EXERCISE DIRECTIONS
Whatever lines the data contains, output all of them unchanged.

Start of DATA SHOWN

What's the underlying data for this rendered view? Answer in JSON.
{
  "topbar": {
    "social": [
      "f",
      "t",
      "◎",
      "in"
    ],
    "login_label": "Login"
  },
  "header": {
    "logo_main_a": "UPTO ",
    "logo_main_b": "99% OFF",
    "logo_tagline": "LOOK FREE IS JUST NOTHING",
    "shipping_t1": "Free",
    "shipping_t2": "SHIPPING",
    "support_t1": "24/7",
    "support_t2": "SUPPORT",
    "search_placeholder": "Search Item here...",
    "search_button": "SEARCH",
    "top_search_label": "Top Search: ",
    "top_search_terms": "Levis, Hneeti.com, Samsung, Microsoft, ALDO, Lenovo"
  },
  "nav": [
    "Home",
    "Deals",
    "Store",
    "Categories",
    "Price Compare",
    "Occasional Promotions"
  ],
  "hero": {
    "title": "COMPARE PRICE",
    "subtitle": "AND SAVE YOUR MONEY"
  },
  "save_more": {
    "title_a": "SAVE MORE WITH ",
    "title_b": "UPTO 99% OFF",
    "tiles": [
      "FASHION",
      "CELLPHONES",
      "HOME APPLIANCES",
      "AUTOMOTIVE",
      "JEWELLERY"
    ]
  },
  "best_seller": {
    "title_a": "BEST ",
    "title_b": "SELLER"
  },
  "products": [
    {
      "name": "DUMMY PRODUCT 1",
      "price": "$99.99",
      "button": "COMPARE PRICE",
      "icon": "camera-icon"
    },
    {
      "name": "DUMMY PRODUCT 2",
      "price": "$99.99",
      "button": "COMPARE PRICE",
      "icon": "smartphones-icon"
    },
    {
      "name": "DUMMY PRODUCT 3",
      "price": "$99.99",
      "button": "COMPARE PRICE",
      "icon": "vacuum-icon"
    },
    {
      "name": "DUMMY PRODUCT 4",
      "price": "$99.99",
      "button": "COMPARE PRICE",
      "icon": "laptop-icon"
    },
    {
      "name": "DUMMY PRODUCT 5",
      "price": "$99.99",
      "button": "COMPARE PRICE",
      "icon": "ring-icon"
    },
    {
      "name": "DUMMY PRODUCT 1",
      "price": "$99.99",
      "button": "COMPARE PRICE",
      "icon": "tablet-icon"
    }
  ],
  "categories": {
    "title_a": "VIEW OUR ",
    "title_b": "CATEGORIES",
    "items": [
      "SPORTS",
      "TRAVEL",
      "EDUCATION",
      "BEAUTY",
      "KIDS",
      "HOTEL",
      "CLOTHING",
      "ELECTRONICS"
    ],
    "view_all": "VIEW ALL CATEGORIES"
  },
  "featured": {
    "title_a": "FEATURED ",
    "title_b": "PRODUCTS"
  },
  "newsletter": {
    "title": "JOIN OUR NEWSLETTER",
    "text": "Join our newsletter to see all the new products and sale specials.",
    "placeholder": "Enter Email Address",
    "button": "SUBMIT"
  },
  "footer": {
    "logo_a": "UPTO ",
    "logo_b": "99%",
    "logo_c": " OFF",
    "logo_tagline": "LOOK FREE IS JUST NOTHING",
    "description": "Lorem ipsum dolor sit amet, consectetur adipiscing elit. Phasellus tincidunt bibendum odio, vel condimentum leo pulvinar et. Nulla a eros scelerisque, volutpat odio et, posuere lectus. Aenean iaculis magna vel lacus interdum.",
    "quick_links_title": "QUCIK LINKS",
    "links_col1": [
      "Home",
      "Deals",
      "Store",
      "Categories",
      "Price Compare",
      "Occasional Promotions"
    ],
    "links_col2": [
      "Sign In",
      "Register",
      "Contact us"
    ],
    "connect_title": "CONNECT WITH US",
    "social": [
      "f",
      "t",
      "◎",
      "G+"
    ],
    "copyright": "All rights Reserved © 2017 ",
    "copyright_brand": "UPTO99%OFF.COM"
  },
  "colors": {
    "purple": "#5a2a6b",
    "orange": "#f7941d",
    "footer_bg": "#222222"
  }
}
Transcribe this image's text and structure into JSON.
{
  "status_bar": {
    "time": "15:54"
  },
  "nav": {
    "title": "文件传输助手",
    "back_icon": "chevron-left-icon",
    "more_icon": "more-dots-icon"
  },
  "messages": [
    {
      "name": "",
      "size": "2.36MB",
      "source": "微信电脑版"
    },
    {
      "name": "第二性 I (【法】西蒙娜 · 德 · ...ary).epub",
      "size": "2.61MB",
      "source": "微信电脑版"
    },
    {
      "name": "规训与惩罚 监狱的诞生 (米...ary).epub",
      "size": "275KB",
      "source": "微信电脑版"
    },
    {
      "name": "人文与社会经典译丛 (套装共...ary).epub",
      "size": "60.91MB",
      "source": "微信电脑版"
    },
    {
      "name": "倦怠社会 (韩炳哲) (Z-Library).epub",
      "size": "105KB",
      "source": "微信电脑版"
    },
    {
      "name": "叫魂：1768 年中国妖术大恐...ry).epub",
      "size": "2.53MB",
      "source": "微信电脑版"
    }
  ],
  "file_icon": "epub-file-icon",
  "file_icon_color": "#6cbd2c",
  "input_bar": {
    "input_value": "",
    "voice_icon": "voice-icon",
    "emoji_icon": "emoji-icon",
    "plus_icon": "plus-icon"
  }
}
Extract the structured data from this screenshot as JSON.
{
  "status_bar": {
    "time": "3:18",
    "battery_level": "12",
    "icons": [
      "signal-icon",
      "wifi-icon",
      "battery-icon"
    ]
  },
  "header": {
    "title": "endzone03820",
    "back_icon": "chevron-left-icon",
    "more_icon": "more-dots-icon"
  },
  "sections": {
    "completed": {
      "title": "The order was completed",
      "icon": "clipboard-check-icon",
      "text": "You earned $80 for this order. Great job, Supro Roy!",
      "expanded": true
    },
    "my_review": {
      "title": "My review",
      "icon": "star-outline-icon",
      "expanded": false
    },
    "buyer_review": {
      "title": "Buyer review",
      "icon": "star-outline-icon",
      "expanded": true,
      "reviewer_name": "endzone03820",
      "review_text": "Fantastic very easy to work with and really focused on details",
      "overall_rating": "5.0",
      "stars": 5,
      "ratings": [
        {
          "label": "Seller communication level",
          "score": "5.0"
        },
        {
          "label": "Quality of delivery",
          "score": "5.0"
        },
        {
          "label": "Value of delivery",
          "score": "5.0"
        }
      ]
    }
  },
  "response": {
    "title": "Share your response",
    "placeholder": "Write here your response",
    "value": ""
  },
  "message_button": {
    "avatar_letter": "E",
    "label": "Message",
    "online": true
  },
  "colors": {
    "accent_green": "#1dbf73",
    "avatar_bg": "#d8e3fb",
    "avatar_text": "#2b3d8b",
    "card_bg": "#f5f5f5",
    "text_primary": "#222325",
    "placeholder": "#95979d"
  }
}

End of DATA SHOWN

ANSWER TO THIS EXERCISE
What's the underlying data for this rendered view? Answer in JSON.
{
  "topbar": {
    "social": [
      "f",
      "t",
      "◎",
      "in"
    ],
    "login_label": "Login"
  },
  "header": {
    "logo_main_a": "UPTO ",
    "logo_main_b": "99% OFF",
    "logo_tagline": "LOOK FREE IS JUST NOTHING",
    "shipping_t1": "Free",
    "shipping_t2": "SHIPPING",
    "support_t1": "24/7",
    "support_t2": "SUPPORT",
    "search_placeholder": "Search Item here...",
    "search_button": "SEARCH",
    "top_search_label": "Top Search: ",
    "top_search_terms": "Levis, Hneeti.com, Samsung, Microsoft, ALDO, Lenovo"
  },
  "nav": [
    "Home",
    "Deals",
    "Store",
    "Categories",
    "Price Compare",
    "Occasional Promotions"
  ],
  "hero": {
    "title": "COMPARE PRICE",
    "subtitle": "AND SAVE YOUR MONEY"
  },
  "save_more": {
    "title_a": "SAVE MORE WITH ",
    "title_b": "UPTO 99% OFF",
    "tiles": [
      "FASHION",
      "CELLPHONES",
      "HOME APPLIANCES",
      "AUTOMOTIVE",
      "JEWELLERY"
    ]
  },
  "best_seller": {
    "title_a": "BEST ",
    "title_b": "SELLER"
  },
  "products": [
    {
      "name": "DUMMY PRODUCT 1",
      "price": "$99.99",
      "button": "COMPARE PRICE",
      "icon": "camera-icon"
    },
    {
      "name": "DUMMY PRODUCT 2",
      "price": "$99.99",
      "button": "COMPARE PRICE",
      "icon": "smartphones-icon"
    },
    {
      "name": "DUMMY PRODUCT 3",
      "price": "$99.99",
      "button": "COMPARE PRICE",
      "icon": "vacuum-icon"
    },
    {
      "name": "DUMMY PRODUCT 4",
      "price": "$99.99",
      "button": "COMPARE PRICE",
      "icon": "laptop-icon"
    },
    {
      "name": "DUMMY PRODUCT 5",
      "price": "$99.99",
      "button": "COMPARE PRICE",
      "icon": "ring-icon"
    },
    {
      "name": "DUMMY PRODUCT 1",
      "price": "$99.99",
      "button": "COMPARE PRICE",
      "icon": "tablet-icon"
    }
  ],
  "categories": {
    "title_a": "VIEW OUR ",
    "title_b": "CATEGORIES",
    "items": [
      "SPORTS",
      "TRAVEL",
      "EDUCATION",
      "BEAUTY",
      "KIDS",
      "HOTEL",
      "CLOTHING",
      "ELECTRONICS"
    ],
    "view_all": "VIEW ALL CATEGORIES"
  },
  "featured": {
    "title_a": "FEATURED ",
    "title_b": "PRODUCTS"
  },
  "newsletter": {
    "title": "JOIN OUR NEWSLETTER",
    "text": "Join our newsletter to see all the new products and sale specials.",
    "placeholder": "Enter Email Address",
    "button": "SUBMIT"
  },
  "footer": {
    "logo_a": "UPTO ",
    "logo_b": "99%",
    "logo_c": " OFF",
    "logo_tagline": "LOOK FREE IS JUST NOTHING",
    "description": "Lorem ipsum dolor sit amet, consectetur adipiscing elit. Phasellus tincidunt bibendum odio, vel condimentum leo pulvinar et. Nulla a eros scelerisque, volutpat odio et, posuere lectus. Aenean iaculis magna vel lacus interdum.",
    "quick_links_title": "QUCIK LINKS",
    "links_col1": [
      "Home",
      "Deals",
      "Store",
      "Categories",
      "Price Compare",
      "Occasional Promotions"
    ],
    "links_col2": [
      "Sign In",
      "Register",
      "Contact us"
    ],
    "connect_title": "CONNECT WITH US",
    "social": [
      "f",
      "t",
      "◎",
      "G+"
    ],
    "copyright": "All rights Reserved © 2017 ",
    "copyright_brand": "UPTO99%OFF.COM"
  },
  "colors": {
    "purple": "#5a2a6b",
    "orange": "#f7941d",
    "footer_bg": "#222222"
  }
}
Transcribe this image's text and structure into JSON.
{
  "status_bar": {
    "time": "15:54"
  },
  "nav": {
    "title": "文件传输助手",
    "back_icon": "chevron-left-icon",
    "more_icon": "more-dots-icon"
  },
  "messages": [
    {
      "name": "",
      "size": "2.36MB",
      "source": "微信电脑版"
    },
    {
      "name": "第二性 I (【法】西蒙娜 · 德 · ...ary).epub",
      "size": "2.61MB",
      "source": "微信电脑版"
    },
    {
      "name": "规训与惩罚 监狱的诞生 (米...ary).epub",
      "size": "275KB",
      "source": "微信电脑版"
    },
    {
      "name": "人文与社会经典译丛 (套装共...ary).epub",
      "size": "60.91MB",
      "source": "微信电脑版"
    },
    {
      "name": "倦怠社会 (韩炳哲) (Z-Library).epub",
      "size": "105KB",
      "source": "微信电脑版"
    },
    {
      "name": "叫魂：1768 年中国妖术大恐...ry).epub",
      "size": "2.53MB",
      "source": "微信电脑版"
    }
  ],
  "file_icon": "epub-file-icon",
  "file_icon_color": "#6cbd2c",
  "input_bar": {
    "input_value": "",
    "voice_icon": "voice-icon",
    "emoji_icon": "emoji-icon",
    "plus_icon": "plus-icon"
  }
}
Extract the structured data from this screenshot as JSON.
{
  "status_bar": {
    "time": "3:18",
    "battery_level": "12",
    "icons": [
      "signal-icon",
      "wifi-icon",
      "battery-icon"
    ]
  },
  "header": {
    "title": "endzone03820",
    "back_icon": "chevron-left-icon",
    "more_icon": "more-dots-icon"
  },
  "sections": {
    "completed": {
      "title": "The order was completed",
      "icon": "clipboard-check-icon",
      "text": "You earned $80 for this order. Great job, Supro Roy!",
      "expanded": true
    },
    "my_review": {
      "title": "My review",
      "icon": "star-outline-icon",
      "expanded": false
    },
    "buyer_review": {
      "title": "Buyer review",
      "icon": "star-outline-icon",
      "expanded": true,
      "reviewer_name": "endzone03820",
      "review_text": "Fantastic very easy to work with and really focused on details",
      "overall_rating": "5.0",
      "stars": 5,
      "ratings": [
        {
          "label": "Seller communication level",
          "score": "5.0"
        },
        {
          "label": "Quality of delivery",
          "score": "5.0"
        },
        {
          "label": "Value of delivery",
          "score": "5.0"
        }
      ]
    }
  },
  "response": {
    "title": "Share your response",
    "placeholder": "Write here your response",
    "value": ""
  },
  "message_button": {
    "avatar_letter": "E",
    "label": "Message",
    "online": true
  },
  "colors": {
    "accent_green": "#1dbf73",
    "avatar_bg": "#d8e3fb",
    "avatar_text": "#2b3d8b",
    "card_bg": "#f5f5f5",
    "text_primary": "#222325",
    "placeholder": "#95979d"
  }
}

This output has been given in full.